Moreover, given the scale of recruitment carried out and the extent of activities being carried out by civilian defense squads in urban settings, the police must ensure that members of these squads operate solely within the bounds of their role and their powers, and it must deal appropriately with any deviations. At the same time, in order to nurture public trust in civilian defense squads, the police must actively and clearly publicize the roles and powers of volunteers, including details of the circumstances in which they are authorized to act independently of command and control procedures under the local police station commander. Instead of the current dichotomous division between two situations (regular and emergency), it might be worthwhile for the police to distinguish between volunteer roles and powers in three different situations: routine; routine-emergency (the situation in which we currently find ourselves, of an irregular routine lasting several months); and emergency (in cases of a concrete threat of a terror attack or security incident). Moreover, it is important that the police act as transparently as possible when examining and dealing with cases in which volunteers overstep their defined roles and powers.

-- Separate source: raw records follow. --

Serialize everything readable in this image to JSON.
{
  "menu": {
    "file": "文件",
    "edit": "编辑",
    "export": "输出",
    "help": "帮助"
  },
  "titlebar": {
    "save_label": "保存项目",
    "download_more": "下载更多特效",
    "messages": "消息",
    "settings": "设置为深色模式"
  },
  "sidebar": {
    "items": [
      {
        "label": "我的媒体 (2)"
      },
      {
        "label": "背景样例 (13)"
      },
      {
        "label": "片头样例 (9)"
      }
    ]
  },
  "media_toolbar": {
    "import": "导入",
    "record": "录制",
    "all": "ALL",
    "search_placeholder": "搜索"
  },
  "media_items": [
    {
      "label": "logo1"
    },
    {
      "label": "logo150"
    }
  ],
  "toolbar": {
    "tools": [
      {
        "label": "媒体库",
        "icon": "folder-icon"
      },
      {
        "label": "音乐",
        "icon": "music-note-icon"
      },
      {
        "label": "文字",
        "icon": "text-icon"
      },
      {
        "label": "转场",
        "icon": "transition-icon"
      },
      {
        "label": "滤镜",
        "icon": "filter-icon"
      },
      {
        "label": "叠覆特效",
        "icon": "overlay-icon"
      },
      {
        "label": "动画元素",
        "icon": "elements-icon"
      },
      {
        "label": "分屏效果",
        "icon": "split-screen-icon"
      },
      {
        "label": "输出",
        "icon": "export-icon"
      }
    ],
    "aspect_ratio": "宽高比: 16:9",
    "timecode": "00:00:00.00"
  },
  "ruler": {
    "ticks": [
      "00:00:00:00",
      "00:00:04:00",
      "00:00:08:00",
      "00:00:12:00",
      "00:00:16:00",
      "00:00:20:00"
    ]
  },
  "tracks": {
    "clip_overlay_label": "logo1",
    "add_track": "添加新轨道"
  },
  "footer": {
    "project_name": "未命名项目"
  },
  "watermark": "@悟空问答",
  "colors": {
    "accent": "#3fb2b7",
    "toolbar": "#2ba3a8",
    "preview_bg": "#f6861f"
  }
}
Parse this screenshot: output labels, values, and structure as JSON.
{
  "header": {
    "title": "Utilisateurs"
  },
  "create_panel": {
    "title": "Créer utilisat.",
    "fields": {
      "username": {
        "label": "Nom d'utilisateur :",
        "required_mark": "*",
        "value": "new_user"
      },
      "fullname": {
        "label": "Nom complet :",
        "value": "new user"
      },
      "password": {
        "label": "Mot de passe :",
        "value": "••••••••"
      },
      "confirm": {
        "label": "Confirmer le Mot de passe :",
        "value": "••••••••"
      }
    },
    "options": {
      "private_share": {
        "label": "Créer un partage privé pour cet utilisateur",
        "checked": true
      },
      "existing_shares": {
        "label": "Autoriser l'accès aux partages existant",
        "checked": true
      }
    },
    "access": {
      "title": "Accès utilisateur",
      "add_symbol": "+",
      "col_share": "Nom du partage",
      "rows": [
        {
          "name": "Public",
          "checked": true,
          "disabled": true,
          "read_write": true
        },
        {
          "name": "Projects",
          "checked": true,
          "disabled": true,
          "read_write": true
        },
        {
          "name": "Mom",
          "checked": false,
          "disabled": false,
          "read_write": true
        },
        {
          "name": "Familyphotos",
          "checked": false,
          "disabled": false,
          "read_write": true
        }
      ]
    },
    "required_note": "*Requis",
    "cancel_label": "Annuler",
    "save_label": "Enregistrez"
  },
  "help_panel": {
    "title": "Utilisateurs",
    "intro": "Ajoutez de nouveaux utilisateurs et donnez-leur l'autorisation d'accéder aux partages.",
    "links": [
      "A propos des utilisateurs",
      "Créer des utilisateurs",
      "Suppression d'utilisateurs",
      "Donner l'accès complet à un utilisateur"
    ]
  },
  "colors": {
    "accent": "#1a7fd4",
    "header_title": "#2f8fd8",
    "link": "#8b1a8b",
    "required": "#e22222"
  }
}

Finally, given the mushrooming of unregulated private civilian security initiatives after the October 7 attack, it is important that the police issue a public statement emphasizing that any activity of civilian defense squads that is not under its aegis and supervision is unauthorized. Similarly, it is vital that the police act to prevent any activity by non-regulated civilian defense organizations. As explained above, any citizen wishing to contribute to the security and safety of their place of residence are invited to apply to their local police-run civilian defense squad.